EXERCISE INPUTS:

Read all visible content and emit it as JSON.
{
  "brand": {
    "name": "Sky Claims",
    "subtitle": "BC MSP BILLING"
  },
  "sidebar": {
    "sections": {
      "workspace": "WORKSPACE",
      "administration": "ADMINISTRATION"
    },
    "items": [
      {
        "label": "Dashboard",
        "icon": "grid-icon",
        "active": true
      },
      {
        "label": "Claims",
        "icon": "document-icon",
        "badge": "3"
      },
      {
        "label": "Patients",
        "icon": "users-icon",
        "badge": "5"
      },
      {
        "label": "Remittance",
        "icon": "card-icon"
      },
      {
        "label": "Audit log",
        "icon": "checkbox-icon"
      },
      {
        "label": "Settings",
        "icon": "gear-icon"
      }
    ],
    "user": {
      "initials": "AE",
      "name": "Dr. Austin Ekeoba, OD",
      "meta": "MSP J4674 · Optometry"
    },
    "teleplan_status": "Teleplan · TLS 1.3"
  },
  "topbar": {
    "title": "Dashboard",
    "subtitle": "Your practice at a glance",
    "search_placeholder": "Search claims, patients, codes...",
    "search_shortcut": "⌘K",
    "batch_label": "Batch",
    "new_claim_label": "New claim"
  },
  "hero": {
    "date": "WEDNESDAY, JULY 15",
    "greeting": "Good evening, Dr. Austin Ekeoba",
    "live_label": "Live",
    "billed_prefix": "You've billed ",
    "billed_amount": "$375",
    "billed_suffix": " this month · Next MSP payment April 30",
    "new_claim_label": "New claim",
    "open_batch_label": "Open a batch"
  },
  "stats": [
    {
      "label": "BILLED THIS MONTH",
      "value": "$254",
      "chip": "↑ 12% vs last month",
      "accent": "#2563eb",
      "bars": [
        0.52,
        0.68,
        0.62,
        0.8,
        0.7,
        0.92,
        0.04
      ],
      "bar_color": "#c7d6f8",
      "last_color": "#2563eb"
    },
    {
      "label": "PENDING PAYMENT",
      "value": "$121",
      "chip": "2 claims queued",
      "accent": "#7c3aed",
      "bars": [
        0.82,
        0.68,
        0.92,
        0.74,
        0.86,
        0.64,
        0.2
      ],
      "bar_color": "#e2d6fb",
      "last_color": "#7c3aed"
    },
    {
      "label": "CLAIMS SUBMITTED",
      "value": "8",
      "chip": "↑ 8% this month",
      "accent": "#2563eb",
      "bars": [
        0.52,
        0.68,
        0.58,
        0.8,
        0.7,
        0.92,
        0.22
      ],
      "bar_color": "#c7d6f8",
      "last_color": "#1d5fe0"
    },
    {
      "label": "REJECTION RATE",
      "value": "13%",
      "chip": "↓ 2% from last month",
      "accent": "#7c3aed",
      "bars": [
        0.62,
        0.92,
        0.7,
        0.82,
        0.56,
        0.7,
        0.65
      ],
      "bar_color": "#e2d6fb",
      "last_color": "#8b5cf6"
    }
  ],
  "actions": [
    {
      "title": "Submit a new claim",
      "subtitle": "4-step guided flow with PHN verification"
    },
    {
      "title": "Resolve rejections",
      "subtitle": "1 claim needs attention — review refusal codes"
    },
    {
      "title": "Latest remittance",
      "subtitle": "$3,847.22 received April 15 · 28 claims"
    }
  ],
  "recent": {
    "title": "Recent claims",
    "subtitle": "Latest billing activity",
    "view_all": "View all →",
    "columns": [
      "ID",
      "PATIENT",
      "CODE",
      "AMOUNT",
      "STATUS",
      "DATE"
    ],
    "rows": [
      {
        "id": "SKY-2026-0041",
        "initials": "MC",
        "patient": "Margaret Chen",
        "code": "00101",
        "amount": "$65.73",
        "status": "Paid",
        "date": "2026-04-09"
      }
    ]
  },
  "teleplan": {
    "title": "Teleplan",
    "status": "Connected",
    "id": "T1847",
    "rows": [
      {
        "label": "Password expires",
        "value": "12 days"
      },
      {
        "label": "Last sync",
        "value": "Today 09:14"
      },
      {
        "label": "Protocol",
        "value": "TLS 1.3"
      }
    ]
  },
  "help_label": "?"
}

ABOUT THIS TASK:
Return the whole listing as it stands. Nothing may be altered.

TASK ANSWER:
Read all visible content and emit it as JSON.
{
  "brand": {
    "name": "Sky Claims",
    "subtitle": "BC MSP BILLING"
  },
  "sidebar": {
    "sections": {
      "workspace": "WORKSPACE",
      "administration": "ADMINISTRATION"
    },
    "items": [
      {
        "label": "Dashboard",
        "icon": "grid-icon",
        "active": true
      },
      {
        "label": "Claims",
        "icon": "document-icon",
        "badge": "3"
      },
      {
        "label": "Patients",
        "icon": "users-icon",
        "badge": "5"
      },
      {
        "label": "Remittance",
        "icon": "card-icon"
      },
      {
        "label": "Audit log",
        "icon": "checkbox-icon"
      },
      {
        "label": "Settings",
        "icon": "gear-icon"
      }
    ],
    "user": {
      "initials": "AE",
      "name": "Dr. Austin Ekeoba, OD",
      "meta": "MSP J4674 · Optometry"
    },
    "teleplan_status": "Teleplan · TLS 1.3"
  },
  "topbar": {
    "title": "Dashboard",
    "subtitle": "Your practice at a glance",
    "search_placeholder": "Search claims, patients, codes...",
    "search_shortcut": "⌘K",
    "batch_label": "Batch",
    "new_claim_label": "New claim"
  },
  "hero": {
    "date": "WEDNESDAY, JULY 15",
    "greeting": "Good evening, Dr. Austin Ekeoba",
    "live_label": "Live",
    "billed_prefix": "You've billed ",
    "billed_amount": "$375",
    "billed_suffix": " this month · Next MSP payment April 30",
    "new_claim_label": "New claim",
    "open_batch_label": "Open a batch"
  },
  "stats": [
    {
      "label": "BILLED THIS MONTH",
      "value": "$254",
      "chip": "↑ 12% vs last month",
      "accent": "#2563eb",
      "bars": [
        0.52,
        0.68,
        0.62,
        0.8,
        0.7,
        0.92,
        0.04
      ],
      "bar_color": "#c7d6f8",
      "last_color": "#2563eb"
    },
    {
      "label": "PENDING PAYMENT",
      "value": "$121",
      "chip": "2 claims queued",
      "accent": "#7c3aed",
      "bars": [
        0.82,
        0.68,
        0.92,
        0.74,
        0.86,
        0.64,
        0.2
      ],
      "bar_color": "#e2d6fb",
      "last_color": "#7c3aed"
    },
    {
      "label": "CLAIMS SUBMITTED",
      "value": "8",
      "chip": "↑ 8% this month",
      "accent": "#2563eb",
      "bars": [
        0.52,
        0.68,
        0.58,
        0.8,
        0.7,
        0.92,
        0.22
      ],
      "bar_color": "#c7d6f8",
      "last_color": "#1d5fe0"
    },
    {
      "label": "REJECTION RATE",
      "value": "13%",
      "chip": "↓ 2% from last month",
      "accent": "#7c3aed",
      "bars": [
        0.62,
        0.92,
        0.7,
        0.82,
        0.56,
        0.7,
        0.65
      ],
      "bar_color": "#e2d6fb",
      "last_color": "#8b5cf6"
    }
  ],
  "actions": [
    {
      "title": "Submit a new claim",
      "subtitle": "4-step guided flow with PHN verification"
    },
    {
      "title": "Resolve rejections",
      "subtitle": "1 claim needs attention — review refusal codes"
    },
    {
      "title": "Latest remittance",
      "subtitle": "$3,847.22 received April 15 · 28 claims"
    }
  ],
  "recent": {
    "title": "Recent claims",
    "subtitle": "Latest billing activity",
    "view_all": "View all →",
    "columns": [
      "ID",
      "PATIENT",
      "CODE",
      "AMOUNT",
      "STATUS",
      "DATE"
    ],
    "rows": [
      {
        "id": "SKY-2026-0041",
        "initials": "MC",
        "patient": "Margaret Chen",
        "code": "00101",
        "amount": "$65.73",
        "status": "Paid",
        "date": "2026-04-09"
      }
    ]
  },
  "teleplan": {
    "title": "Teleplan",
    "status": "Connected",
    "id": "T1847",
    "rows": [
      {
        "label": "Password expires",
        "value": "12 days"
      },
      {
        "label": "Last sync",
        "value": "Today 09:14"
      },
      {
        "label": "Protocol",
        "value": "TLS 1.3"
      }
    ]
  },
  "help_label": "?"
}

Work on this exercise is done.